-------- Data records
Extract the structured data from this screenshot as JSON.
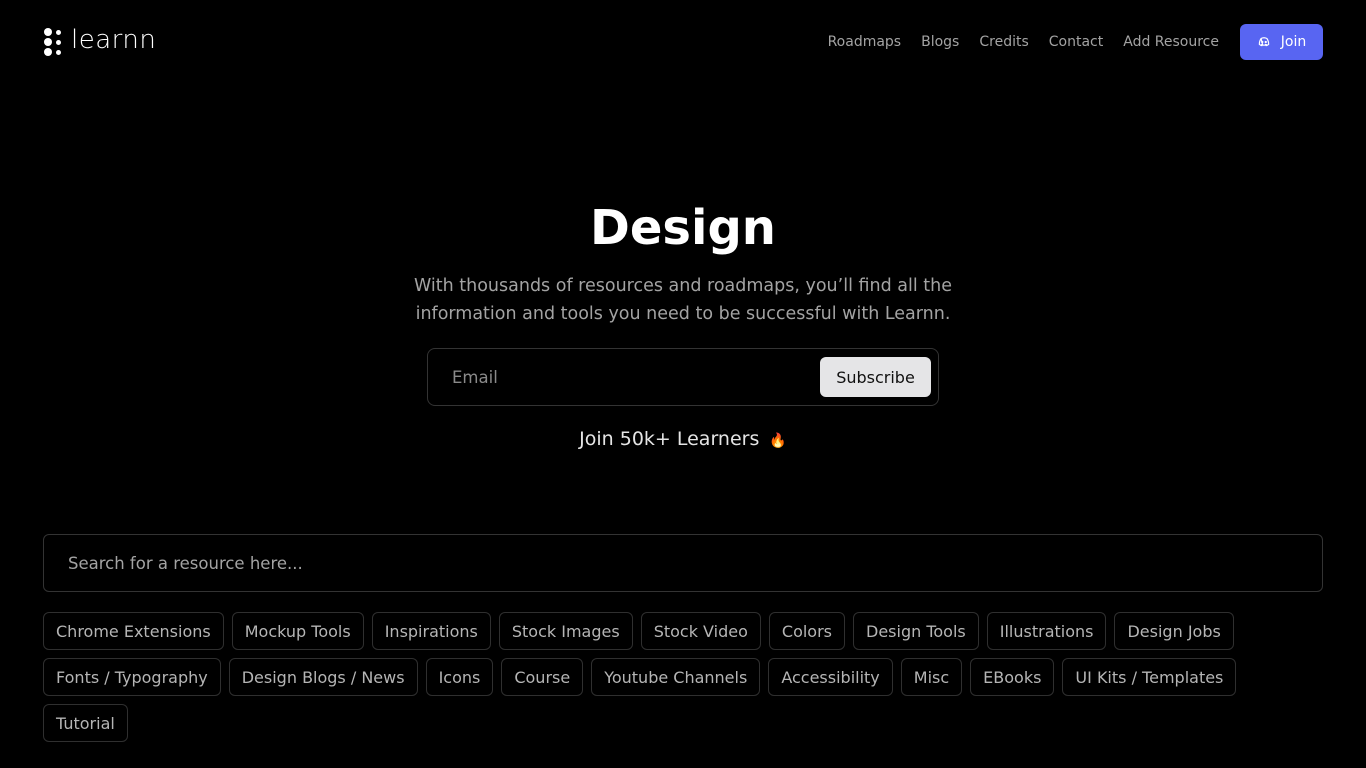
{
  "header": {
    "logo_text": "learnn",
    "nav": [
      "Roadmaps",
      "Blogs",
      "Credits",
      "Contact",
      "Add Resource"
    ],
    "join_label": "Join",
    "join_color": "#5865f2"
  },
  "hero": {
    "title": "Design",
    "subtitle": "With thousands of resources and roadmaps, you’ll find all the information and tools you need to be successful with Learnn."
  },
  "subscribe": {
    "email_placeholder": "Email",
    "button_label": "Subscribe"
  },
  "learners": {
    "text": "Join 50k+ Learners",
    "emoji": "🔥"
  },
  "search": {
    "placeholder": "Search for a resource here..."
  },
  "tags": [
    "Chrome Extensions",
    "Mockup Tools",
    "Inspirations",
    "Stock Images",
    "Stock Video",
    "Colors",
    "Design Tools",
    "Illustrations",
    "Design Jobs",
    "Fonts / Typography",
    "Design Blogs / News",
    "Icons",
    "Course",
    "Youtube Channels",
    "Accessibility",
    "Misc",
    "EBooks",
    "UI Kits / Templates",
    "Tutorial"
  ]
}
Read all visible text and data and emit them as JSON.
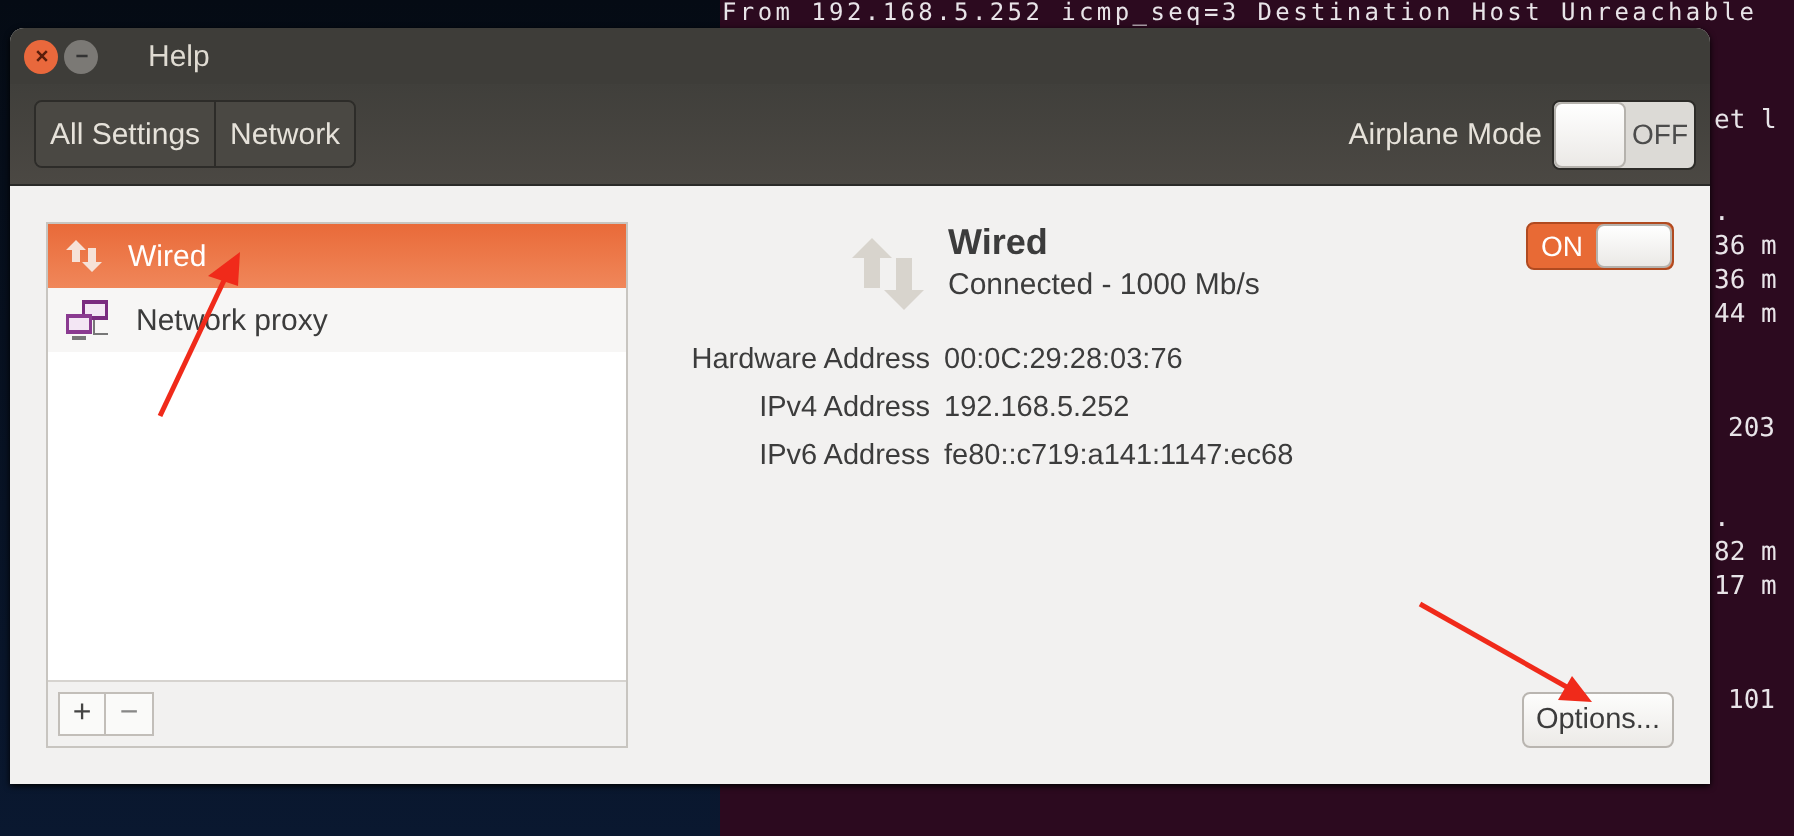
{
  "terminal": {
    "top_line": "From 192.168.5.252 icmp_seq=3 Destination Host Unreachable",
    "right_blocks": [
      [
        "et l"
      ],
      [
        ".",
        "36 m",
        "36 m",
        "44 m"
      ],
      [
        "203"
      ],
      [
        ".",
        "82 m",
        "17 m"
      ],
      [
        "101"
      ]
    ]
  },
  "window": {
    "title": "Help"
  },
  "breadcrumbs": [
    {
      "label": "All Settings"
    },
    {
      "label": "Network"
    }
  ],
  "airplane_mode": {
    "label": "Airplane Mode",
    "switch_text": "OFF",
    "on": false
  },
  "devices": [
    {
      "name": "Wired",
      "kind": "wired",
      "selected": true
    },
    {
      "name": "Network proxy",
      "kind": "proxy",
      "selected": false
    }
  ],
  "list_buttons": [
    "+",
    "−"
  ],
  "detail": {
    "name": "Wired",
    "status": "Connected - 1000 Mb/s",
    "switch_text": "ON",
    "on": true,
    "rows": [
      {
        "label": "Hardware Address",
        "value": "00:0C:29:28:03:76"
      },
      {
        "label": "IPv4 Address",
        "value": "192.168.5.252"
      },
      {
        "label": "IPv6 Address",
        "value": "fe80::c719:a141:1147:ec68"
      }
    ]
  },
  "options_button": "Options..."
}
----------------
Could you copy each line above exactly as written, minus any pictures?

Solution to this problem:
Extract the structured data from this screenshot as JSON.
{
  "header": {
    "logo_text": "learnn",
    "nav": [
      "Roadmaps",
      "Blogs",
      "Credits",
      "Contact",
      "Add Resource"
    ],
    "join_label": "Join",
    "join_color": "#5865f2"
  },
  "hero": {
    "title": "Design",
    "subtitle": "With thousands of resources and roadmaps, you’ll find all the information and tools you need to be successful with Learnn."
  },
  "subscribe": {
    "email_placeholder": "Email",
    "button_label": "Subscribe"
  },
  "learners": {
    "text": "Join 50k+ Learners",
    "emoji": "🔥"
  },
  "search": {
    "placeholder": "Search for a resource here..."
  },
  "tags": [
    "Chrome Extensions",
    "Mockup Tools",
    "Inspirations",
    "Stock Images",
    "Stock Video",
    "Colors",
    "Design Tools",
    "Illustrations",
    "Design Jobs",
    "Fonts / Typography",
    "Design Blogs / News",
    "Icons",
    "Course",
    "Youtube Channels",
    "Accessibility",
    "Misc",
    "EBooks",
    "UI Kits / Templates",
    "Tutorial"
  ]
}
Read all visible text and data and emit them as JSON.
{
  "terminal": {
    "top_line": "From 192.168.5.252 icmp_seq=3 Destination Host Unreachable",
    "right_blocks": [
      [
        "et l"
      ],
      [
        ".",
        "36 m",
        "36 m",
        "44 m"
      ],
      [
        "203"
      ],
      [
        ".",
        "82 m",
        "17 m"
      ],
      [
        "101"
      ]
    ]
  },
  "window": {
    "title": "Help"
  },
  "breadcrumbs": [
    {
      "label": "All Settings"
    },
    {
      "label": "Network"
    }
  ],
  "airplane_mode": {
    "label": "Airplane Mode",
    "switch_text": "OFF",
    "on": false
  },
  "devices": [
    {
      "name": "Wired",
      "kind": "wired",
      "selected": true
    },
    {
      "name": "Network proxy",
      "kind": "proxy",
      "selected": false
    }
  ],
  "list_buttons": [
    "+",
    "−"
  ],
  "detail": {
    "name": "Wired",
    "status": "Connected - 1000 Mb/s",
    "switch_text": "ON",
    "on": true,
    "rows": [
      {
        "label": "Hardware Address",
        "value": "00:0C:29:28:03:76"
      },
      {
        "label": "IPv4 Address",
        "value": "192.168.5.252"
      },
      {
        "label": "IPv6 Address",
        "value": "fe80::c719:a141:1147:ec68"
      }
    ]
  },
  "options_button": "Options..."
}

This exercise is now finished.